... 20 foot ADA ramp
Slab - 1 course above grade
... short sloped ADA sidewalk
Basement - 3 courses above grade
... 41 foot ADA ramp
Exterior Design and Finish
The wide and detailed 5" vinyl corners extend full length from the foundation to the eaves. The 16 foot vinyl siding, along with the offsets on the side elevations, eliminate the seams which are the usual drawback to vinyl. The gables have pattern siding as either a scalloped or cedar shingle profile in accent colors.
The energy-efficient vinyl windows have internal grids and a wide brick mold edge profile that receives and hides the siding ends. An optional 3 inch trim can be added around the windows. The facia, soffit and rake trim boards are cellular vinyl PVC applied in full lengths without seams. Together these provide a detailed and durable elevation that is very close to the old wood exteriors, but without the painting and maintenance.
The first floor has a large living room and a kitchen/dining area that extends across the rear of the house. The laundry room and bath are convenient, but out of the way and provide a buffer between the kitchen and living room.

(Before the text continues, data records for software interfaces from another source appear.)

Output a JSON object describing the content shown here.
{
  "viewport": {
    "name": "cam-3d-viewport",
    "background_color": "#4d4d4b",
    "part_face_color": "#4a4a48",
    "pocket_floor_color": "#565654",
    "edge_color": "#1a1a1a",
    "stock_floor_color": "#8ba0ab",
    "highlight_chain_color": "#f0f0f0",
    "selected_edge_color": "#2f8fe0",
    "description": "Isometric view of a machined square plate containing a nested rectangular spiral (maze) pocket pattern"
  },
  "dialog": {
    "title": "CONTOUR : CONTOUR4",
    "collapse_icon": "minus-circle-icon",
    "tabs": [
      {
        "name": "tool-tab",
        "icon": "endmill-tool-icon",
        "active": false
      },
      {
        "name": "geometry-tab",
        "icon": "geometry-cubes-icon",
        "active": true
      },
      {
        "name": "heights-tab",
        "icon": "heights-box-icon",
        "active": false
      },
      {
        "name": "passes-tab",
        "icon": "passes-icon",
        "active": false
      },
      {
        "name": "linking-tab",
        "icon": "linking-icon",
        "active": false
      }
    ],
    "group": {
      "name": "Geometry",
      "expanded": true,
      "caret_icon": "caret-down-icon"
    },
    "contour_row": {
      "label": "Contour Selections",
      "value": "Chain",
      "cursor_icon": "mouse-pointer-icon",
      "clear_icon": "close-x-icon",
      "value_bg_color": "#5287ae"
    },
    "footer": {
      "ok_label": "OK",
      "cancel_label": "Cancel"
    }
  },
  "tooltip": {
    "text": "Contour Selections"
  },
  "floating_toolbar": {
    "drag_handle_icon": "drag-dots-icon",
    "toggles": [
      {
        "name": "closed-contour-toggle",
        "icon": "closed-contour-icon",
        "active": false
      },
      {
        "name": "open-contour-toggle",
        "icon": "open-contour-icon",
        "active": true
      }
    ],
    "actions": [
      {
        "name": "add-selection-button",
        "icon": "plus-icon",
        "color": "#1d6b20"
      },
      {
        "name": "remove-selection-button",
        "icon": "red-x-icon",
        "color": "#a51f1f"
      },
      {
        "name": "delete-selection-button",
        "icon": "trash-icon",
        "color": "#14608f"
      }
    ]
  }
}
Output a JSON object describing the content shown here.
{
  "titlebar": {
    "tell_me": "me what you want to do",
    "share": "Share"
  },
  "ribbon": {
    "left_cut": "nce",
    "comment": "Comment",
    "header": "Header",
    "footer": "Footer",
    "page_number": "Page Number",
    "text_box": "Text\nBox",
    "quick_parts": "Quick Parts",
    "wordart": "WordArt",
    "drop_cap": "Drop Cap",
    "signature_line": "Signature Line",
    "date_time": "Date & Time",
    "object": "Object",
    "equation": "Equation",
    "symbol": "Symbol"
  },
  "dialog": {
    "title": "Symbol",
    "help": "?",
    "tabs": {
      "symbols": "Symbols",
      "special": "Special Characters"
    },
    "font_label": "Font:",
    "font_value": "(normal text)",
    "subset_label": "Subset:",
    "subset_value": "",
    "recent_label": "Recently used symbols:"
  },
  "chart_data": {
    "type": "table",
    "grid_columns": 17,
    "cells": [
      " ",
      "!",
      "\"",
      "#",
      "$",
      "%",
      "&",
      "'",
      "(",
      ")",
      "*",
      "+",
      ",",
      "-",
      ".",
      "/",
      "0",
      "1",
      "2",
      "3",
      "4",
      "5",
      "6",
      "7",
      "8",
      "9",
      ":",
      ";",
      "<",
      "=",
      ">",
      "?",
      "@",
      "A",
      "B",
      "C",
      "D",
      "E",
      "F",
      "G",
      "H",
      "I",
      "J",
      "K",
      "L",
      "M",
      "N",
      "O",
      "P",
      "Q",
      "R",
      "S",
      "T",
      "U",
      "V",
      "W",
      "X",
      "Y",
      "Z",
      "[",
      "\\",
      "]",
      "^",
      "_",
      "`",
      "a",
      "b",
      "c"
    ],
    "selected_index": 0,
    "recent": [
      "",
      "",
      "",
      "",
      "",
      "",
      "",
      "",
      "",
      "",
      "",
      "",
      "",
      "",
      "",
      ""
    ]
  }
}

The second floor in this plan has 3 large bedrooms and a large bath. This could also be configured for 2 large bedrooms, each with their own bath.
A 12 x 6 rear porch is an option. A 12 x 20 parking slab with foundation will be placed near the rear alley. The garage walls and roof can be added at any time. This size garage allows for one car and storage, while leaving space for a side yard.
Affordable house plan proposed for Franklinton.
The parameters for the project are an appropriate urban facade with clean maintenance-free design details, and a floor plan that would make the best use of the 1,400 square feet of space that could be built on a typical Columbus city lot. In this version the house is intended to cost $100,000 plus the price of the building lot. This same efficient plan can be upgraded with a steeper roof and exterior accent trim.
Typically the 12 x 20 optional garage will be available near the rear of the lot facing the rear alley.
Where permitted, the garage can be conveniently attached to the house in the same position as the optional rear porch or optional accessible first floor bedroom.
A Specific Design for your city lot?
I am sure that I can put together an exceptional plan for your new urban home. If you would like some ideas or suggestions to get started, just email me or call me at 885-6960.
ADA Accessibility & "Visitability"
There is a growing national trend to design houses that can be lived in or visited by people who use wheelchairs or walkers. Visitability.org identifies 3 simple goals in order of importance:
1. An entrance with no steps.
2. 32 inch wide interior doors on the first floor.
3. A wheelchair accessible bathroom on the first floor.
Our standard house is on a slab foundation which only requires 8 feet of gently sloped sidewalk to reach the first floor. The front and rear doors are both 36 inches and the bathroom and laundry room doors are 32 inches. The first floor hall is 39 inches wide. The full bath has room for a wheel chair to enter and move around, and includes a 36 inch x 36 inch shower
The plan is not intended to be fully ADA "compliant", but it does make it much easier for a person with limited mobility to live in or visit our standard house. And these same features are really useful for anyone. A large bathroom is much more convenient than the cramped bathrooms in most new homes. If you don't appreciate these features now, you certainly will as you get older or when your parents visit.
Here is more information from the A.A.R.P on universal design.
An optional 12 x 18 accessible bedroom can be attached to the house in the same position as the optional rear porch. This room has a 32 inch door and a large roll-in closet. A 7 x 4 porch can be added to provide sheltered access to the rear entrance. For privacy, the windows face the small side yard.
This room bumps up the square footage from 1,400 to over 1,600. If it is not being used as the 4th bedroom, it can serve as an office, a small family room, or a dining room.